They also complain that WOAR’s control scheme mimicks the WoW interface. No god, I should hope so! WoW has the best interface of any MMO I’ve played to date. Please, MMO publishers, steal WoW’s interface. I’m begging you.

In conclusion, WoW is a great game, indeed my favorite game of the moment. But it’s a rip-off of Warhammer. And I am very much looking forward to Warhammer Online.

Ten Things to Do While Waiting for WoW to Patch

1.) Make a tangy three-bean soup.
2.) Take care of your calluses and corns.
3.) Prevent carpal tunnel syndrome.
4.) Carve a gourd into a birdhouse.
5.) Make a starship Enterprise out of a floppy disk.
6.) Learn to read Old Icelandic.
7.) Annotate your copy of “Moby Dick,” paying special attention to passages that support the theme of “the deceptiveness of fate.”
8.) Give yourself a home henna tattoo.
9.) Give yourself a home real tattoo.
10.) Experience “spiritual enlightenment” by drilling a hole in your own head.

Hilarious Podcast: Old Guy Tries To Understand ‘World of Warcraft’

David Warlick is a middle-aged teacher who produces his own podcast. In the most recent, he interviews his college-aged son as the young man plays World of Warcraft.

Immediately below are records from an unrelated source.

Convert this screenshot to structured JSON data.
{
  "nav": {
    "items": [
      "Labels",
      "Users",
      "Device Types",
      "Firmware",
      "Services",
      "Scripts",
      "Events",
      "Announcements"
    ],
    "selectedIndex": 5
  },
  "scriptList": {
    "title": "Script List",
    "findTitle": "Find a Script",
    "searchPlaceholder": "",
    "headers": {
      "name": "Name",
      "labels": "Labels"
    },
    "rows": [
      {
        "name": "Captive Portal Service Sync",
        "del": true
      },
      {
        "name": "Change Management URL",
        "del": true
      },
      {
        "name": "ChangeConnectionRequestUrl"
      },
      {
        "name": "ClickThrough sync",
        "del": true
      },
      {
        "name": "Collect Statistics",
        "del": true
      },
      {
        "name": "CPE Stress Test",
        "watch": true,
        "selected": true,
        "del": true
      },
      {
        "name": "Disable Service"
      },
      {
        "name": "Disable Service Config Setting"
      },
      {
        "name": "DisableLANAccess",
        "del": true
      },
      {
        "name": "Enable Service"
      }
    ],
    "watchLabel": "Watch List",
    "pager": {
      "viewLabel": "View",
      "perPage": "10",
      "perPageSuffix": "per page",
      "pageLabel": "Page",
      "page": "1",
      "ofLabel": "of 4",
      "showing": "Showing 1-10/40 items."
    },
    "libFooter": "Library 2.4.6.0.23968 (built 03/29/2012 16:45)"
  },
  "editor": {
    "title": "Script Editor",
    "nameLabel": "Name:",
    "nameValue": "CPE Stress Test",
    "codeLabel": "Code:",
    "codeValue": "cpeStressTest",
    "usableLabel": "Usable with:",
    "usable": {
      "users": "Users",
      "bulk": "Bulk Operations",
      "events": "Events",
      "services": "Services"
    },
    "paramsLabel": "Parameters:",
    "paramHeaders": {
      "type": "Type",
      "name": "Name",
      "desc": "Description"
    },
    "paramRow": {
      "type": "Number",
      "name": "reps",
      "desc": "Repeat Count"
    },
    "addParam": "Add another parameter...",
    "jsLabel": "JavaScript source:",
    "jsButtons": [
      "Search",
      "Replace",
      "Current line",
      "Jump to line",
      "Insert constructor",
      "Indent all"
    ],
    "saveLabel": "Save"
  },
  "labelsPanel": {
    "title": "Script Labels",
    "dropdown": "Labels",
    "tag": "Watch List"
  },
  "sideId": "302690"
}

The interview is alternately hilarious and cringe-inducing. Mr. Warlick treats his son like an anthropological informant, and WoW like some strange ritual from an alien planet. To the man’s credit, he works very hard to understand what’s going on, and asks insightful questions.

If you’re a WoW veteran, you’ll probably find this painful. But if you’re a n00b — or even better, a concerned parent — who knows, this might be the best introduction you’ll get.